10% of Harvard Donation


John Paulson, a wealthy hedge fund manager just donated $400 million to the Harvard School of Engineering, which will now bear his name. I have a hard time imagining how exciting it must be to get that check! To be able to cut that check!

But now that I'm thinking about it, I'm not sure an Ivy League school would be my first choice. Or even my second. I'm not the only one to think this. Author Malcom Gladwell had a rather poignant quote on Twitter, and Vox had an article earlier in May along the same lines.

So I wondered what could have been done with just 10% of his donation if it had been given to a highly effective charity? Harvard still gets $396 million (nothing to sniff at), John probably still gets the department named after him, and a nonprofit can make a huge difference in thousands, or millions of lives. So what is that other $40,000,000 really worth?

Here is the breakdown if just 10% of that had gone to any one of these highly effective charities:

  • 50,000,000 children protected from schistosomiasis for one year by SCI
  • 400,000,000 children dewormed, or 4,444,444 people provided clean water for one year by Evidence Action
  • 36,000 households funded (averaging 5 people each) by GiveDirectly
  • 24,096,385 people protected from malaria or 11,986 lives saved by the The Against Malaria Foundation
  • 26,666 schools built, or 222,222 hand washing stations, or 400,000 latrines built by Oxfam
  • 1,355,200 women transported, or 75,288 complete reparative surgeries completed by Fistula Foundation
  • 800,000 people cured of blindness via surgery, or 266 rural hospitals built by The Seva Foundation
  • 153,846,153 people provided with micronutrient food fortification for one year by Project Healthy Children
  • 1,600,000 people given high quality healthcare in rural Nepal by Possible
  • 2,250,984 years of healthy life provided by Population Services International
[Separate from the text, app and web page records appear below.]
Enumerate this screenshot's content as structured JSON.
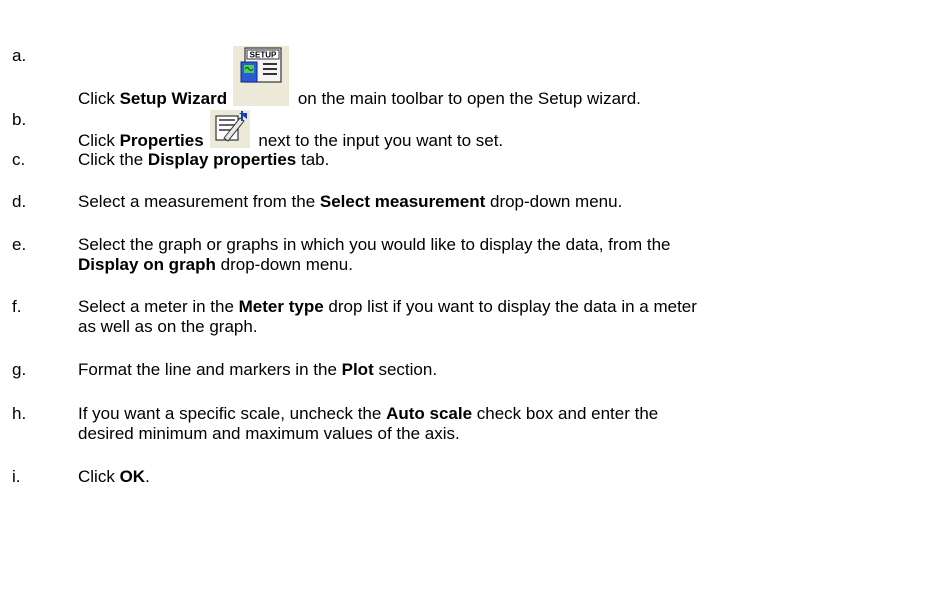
{
  "steps": [
    {
      "letter": "a.",
      "before": "Click ",
      "bold": "Setup Wizard",
      "after": " on the main toolbar to open the Setup wizard.",
      "icon": "setup-wizard-icon"
    },
    {
      "letter": "b.",
      "before": "Click ",
      "bold": "Properties",
      "after": " next to the input you want to set.",
      "icon": "properties-icon"
    },
    {
      "letter": "c.",
      "before": "Click the ",
      "bold": "Display properties",
      "after": " tab."
    },
    {
      "letter": "d.",
      "before": "Select a measurement from the ",
      "bold": "Select measurement",
      "after": " drop-down menu."
    },
    {
      "letter": "e.",
      "line1": "Select the graph or graphs in which you would like to display the data, from the",
      "bold": "Display on graph",
      "after": " drop-down menu."
    },
    {
      "letter": "f.",
      "before": "Select a meter in the ",
      "bold": "Meter type",
      "after": " drop list if you want to display the data in a meter",
      "line2": "as well as on the graph."
    },
    {
      "letter": "g.",
      "before": "Format the line and markers in the ",
      "bold": "Plot",
      "after": " section."
    },
    {
      "letter": "h.",
      "before": "If you want a specific scale, uncheck the ",
      "bold": "Auto scale",
      "after": " check box and enter the",
      "line2": "desired minimum and maximum values of the axis."
    },
    {
      "letter": "i.",
      "before": "Click ",
      "bold": "OK",
      "after": "."
    }
  ],
  "icons": {
    "setup_text": "SETUP"
  }
}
Any one of these things could be done with just 10% of his donation. Just 10% for what he already allotted to give away anyway.

Numbers via The Life You Can Save's this nifty charity impact calculator